--- Exercise requirements ---
Wherever the word "subject" appears in a line of the records, copy that line.

--- Working data ---
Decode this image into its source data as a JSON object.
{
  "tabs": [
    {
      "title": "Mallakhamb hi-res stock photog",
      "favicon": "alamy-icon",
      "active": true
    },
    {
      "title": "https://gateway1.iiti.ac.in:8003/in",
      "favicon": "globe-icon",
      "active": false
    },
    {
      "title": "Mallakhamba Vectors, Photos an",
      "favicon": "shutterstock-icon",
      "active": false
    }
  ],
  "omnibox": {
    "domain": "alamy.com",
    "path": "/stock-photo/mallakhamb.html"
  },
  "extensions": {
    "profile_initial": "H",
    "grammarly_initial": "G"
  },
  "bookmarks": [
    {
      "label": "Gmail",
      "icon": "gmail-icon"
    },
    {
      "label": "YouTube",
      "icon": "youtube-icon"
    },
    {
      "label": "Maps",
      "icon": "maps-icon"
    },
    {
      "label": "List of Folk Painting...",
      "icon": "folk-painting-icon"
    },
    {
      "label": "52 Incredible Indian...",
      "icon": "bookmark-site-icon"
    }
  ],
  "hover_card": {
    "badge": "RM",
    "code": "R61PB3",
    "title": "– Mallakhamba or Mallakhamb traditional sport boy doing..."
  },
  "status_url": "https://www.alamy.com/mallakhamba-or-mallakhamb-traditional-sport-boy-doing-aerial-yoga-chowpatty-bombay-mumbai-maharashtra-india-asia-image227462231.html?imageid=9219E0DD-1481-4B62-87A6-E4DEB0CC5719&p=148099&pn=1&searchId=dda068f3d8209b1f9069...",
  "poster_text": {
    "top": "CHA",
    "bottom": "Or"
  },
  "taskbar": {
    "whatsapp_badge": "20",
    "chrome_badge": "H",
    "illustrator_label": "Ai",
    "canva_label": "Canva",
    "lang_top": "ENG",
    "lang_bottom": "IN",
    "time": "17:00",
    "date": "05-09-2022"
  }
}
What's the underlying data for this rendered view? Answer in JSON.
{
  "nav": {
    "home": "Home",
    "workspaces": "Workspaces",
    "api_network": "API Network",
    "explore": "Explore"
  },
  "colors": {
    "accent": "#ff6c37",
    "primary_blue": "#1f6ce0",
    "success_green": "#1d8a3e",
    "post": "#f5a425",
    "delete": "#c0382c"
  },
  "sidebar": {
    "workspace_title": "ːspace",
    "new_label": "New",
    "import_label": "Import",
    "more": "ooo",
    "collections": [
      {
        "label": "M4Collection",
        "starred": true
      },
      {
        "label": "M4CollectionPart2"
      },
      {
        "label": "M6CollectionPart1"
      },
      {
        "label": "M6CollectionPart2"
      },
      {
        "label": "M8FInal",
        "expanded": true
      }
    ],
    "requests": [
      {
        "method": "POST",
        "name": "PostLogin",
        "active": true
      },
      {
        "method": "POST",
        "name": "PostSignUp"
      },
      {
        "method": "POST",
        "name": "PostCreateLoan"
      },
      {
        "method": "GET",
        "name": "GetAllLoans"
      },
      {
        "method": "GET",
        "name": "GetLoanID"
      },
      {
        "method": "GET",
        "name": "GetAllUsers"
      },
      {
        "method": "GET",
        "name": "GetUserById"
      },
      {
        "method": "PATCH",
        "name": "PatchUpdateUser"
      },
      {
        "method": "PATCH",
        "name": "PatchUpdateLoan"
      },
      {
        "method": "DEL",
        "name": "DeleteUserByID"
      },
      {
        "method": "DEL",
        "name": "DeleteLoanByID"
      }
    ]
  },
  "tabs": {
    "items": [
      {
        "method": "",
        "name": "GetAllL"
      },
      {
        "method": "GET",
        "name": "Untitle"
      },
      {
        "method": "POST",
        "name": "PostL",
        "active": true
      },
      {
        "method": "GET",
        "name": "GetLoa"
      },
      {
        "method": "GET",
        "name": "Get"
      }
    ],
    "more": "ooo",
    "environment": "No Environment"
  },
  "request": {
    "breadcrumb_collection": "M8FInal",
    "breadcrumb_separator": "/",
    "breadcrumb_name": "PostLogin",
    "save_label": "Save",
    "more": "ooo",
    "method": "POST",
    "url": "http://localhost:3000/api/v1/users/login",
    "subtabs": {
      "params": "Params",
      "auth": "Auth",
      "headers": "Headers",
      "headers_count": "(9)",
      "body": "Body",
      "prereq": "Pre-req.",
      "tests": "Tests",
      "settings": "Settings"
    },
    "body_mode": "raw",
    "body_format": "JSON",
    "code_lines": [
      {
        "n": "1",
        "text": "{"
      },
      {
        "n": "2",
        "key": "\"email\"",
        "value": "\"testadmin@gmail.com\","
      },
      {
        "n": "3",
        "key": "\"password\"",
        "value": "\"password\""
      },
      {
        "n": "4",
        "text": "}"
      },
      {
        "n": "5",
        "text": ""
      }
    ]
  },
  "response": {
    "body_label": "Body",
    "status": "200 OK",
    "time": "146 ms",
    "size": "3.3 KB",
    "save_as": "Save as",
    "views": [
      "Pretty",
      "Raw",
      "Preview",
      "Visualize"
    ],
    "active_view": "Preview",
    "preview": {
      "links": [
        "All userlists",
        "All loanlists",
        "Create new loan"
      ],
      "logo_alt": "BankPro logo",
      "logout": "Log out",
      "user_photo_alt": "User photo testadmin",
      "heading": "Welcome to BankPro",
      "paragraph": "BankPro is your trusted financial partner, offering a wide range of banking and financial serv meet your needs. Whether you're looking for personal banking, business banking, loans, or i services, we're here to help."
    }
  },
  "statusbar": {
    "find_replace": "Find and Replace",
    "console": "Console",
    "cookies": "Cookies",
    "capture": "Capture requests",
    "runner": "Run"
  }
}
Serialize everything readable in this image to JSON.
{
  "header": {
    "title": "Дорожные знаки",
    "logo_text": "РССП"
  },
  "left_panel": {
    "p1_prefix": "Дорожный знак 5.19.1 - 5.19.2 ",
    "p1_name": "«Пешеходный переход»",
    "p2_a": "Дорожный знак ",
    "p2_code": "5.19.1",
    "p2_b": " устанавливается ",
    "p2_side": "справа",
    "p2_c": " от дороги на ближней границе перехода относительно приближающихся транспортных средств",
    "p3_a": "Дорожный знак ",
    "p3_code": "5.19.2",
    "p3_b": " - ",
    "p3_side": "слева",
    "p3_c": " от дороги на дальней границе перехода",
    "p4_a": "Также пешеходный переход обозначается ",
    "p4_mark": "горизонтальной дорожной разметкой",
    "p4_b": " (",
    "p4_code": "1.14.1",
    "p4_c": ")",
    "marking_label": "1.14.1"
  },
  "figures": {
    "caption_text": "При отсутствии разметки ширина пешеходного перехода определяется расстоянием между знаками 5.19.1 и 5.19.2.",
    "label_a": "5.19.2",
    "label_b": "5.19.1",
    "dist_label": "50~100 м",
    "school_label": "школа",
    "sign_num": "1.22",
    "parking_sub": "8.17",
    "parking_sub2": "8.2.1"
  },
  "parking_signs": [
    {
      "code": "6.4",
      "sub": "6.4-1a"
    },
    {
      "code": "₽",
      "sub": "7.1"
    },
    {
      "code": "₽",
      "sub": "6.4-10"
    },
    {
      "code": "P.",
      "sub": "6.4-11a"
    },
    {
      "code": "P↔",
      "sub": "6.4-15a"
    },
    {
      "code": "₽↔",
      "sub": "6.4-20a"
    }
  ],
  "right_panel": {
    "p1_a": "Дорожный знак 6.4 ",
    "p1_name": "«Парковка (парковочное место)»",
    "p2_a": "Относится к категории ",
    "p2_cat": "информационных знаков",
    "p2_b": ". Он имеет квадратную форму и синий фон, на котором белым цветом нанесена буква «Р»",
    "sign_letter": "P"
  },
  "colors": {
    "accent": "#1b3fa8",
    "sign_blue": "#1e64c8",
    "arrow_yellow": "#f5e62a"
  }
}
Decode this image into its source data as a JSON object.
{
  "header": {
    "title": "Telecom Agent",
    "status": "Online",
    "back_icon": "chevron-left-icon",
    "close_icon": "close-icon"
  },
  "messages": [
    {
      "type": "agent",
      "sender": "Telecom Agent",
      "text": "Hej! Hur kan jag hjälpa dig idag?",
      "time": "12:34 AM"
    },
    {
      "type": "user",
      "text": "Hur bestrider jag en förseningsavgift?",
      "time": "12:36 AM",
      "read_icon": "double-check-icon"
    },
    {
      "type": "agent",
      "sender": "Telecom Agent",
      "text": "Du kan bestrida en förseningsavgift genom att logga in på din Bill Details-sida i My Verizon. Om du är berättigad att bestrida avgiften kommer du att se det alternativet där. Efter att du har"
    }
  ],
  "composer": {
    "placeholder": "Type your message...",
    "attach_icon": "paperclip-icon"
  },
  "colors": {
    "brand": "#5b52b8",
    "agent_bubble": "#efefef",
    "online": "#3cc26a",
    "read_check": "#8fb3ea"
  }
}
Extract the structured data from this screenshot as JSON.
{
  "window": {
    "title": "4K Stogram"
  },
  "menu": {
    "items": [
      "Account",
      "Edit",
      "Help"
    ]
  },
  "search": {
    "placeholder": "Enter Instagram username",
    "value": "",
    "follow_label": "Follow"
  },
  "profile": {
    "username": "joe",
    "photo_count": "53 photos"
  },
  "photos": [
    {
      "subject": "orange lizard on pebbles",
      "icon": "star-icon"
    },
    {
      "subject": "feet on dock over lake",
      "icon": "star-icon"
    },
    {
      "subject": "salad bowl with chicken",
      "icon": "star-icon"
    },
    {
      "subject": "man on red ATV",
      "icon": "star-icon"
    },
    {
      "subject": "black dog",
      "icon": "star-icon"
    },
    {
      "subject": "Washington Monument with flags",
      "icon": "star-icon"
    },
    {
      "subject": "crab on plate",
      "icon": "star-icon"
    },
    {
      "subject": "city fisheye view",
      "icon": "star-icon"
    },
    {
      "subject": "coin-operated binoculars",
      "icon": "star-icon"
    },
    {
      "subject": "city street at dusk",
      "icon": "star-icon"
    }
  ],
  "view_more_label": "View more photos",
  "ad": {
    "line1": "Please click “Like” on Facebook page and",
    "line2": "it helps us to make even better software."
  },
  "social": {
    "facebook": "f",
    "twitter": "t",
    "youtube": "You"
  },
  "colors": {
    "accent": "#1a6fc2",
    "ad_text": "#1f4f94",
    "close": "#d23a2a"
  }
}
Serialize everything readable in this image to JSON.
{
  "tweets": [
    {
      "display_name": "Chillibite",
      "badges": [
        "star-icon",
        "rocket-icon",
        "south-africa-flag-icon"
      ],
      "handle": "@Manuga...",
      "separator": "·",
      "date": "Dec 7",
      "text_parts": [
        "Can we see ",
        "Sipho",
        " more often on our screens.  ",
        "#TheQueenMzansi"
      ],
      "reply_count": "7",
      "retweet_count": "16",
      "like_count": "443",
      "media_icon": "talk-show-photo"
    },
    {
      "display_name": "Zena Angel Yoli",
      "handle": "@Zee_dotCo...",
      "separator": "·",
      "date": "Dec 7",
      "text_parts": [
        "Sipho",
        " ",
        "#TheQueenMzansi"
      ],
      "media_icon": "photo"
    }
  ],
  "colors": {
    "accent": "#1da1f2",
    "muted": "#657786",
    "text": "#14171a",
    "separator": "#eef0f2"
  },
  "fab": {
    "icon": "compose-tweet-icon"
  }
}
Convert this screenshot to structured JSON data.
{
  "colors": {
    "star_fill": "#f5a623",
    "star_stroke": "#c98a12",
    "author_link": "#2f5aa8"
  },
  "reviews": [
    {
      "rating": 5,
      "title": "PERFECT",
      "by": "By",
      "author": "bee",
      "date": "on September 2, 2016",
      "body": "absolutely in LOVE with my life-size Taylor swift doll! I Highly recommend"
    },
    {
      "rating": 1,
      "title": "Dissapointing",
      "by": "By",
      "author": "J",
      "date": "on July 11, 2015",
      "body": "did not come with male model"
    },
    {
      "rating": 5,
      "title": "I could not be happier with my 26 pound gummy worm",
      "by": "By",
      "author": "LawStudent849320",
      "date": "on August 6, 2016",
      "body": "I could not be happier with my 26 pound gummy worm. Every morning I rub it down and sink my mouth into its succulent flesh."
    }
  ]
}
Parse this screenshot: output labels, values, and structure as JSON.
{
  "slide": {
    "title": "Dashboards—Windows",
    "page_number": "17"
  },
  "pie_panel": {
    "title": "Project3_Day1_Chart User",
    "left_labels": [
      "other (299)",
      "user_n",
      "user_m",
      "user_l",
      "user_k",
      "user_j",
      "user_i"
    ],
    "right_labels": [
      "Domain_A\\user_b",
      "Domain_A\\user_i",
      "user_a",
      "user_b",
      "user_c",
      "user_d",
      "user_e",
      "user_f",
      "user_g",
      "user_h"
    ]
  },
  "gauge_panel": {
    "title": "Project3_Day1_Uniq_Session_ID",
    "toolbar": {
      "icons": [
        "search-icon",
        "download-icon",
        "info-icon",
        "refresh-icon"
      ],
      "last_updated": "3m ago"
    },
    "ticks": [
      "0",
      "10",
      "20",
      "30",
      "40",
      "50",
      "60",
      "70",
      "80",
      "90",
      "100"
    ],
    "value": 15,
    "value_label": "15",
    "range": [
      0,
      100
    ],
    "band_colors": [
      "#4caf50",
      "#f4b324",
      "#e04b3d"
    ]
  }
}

--- Answer section ---
      "subject": "orange lizard on pebbles",
      "subject": "feet on dock over lake",
      "subject": "salad bowl with chicken",
      "subject": "man on red ATV",
      "subject": "black dog",
      "subject": "Washington Monument with flags",
      "subject": "crab on plate",
      "subject": "city fisheye view",
      "subject": "coin-operated binoculars",
      "subject": "city street at dusk",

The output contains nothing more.